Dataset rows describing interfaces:

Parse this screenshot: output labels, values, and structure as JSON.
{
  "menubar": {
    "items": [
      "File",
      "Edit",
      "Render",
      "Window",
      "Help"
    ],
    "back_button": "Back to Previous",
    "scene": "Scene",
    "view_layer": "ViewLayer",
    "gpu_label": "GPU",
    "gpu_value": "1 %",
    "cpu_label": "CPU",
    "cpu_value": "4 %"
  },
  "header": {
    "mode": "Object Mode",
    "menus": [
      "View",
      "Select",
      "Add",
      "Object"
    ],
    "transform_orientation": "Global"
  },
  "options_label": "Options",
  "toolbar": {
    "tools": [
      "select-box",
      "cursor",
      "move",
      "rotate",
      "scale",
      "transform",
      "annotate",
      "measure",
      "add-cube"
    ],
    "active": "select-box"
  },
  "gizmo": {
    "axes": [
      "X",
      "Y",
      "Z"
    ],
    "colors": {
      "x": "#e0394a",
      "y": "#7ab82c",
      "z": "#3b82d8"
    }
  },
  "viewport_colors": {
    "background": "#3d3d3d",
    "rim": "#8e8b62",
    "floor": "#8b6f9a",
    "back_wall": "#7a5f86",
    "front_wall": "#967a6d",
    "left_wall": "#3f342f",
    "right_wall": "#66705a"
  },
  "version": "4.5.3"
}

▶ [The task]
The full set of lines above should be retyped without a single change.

▶ [Answer to the exercise]
Parse this screenshot: output labels, values, and structure as JSON.
{
  "menubar": {
    "items": [
      "File",
      "Edit",
      "Render",
      "Window",
      "Help"
    ],
    "back_button": "Back to Previous",
    "scene": "Scene",
    "view_layer": "ViewLayer",
    "gpu_label": "GPU",
    "gpu_value": "1 %",
    "cpu_label": "CPU",
    "cpu_value": "4 %"
  },
  "header": {
    "mode": "Object Mode",
    "menus": [
      "View",
      "Select",
      "Add",
      "Object"
    ],
    "transform_orientation": "Global"
  },
  "options_label": "Options",
  "toolbar": {
    "tools": [
      "select-box",
      "cursor",
      "move",
      "rotate",
      "scale",
      "transform",
      "annotate",
      "measure",
      "add-cube"
    ],
    "active": "select-box"
  },
  "gizmo": {
    "axes": [
      "X",
      "Y",
      "Z"
    ],
    "colors": {
      "x": "#e0394a",
      "y": "#7ab82c",
      "z": "#3b82d8"
    }
  },
  "viewport_colors": {
    "background": "#3d3d3d",
    "rim": "#8e8b62",
    "floor": "#8b6f9a",
    "back_wall": "#7a5f86",
    "front_wall": "#967a6d",
    "left_wall": "#3f342f",
    "right_wall": "#66705a"
  },
  "version": "4.5.3"
}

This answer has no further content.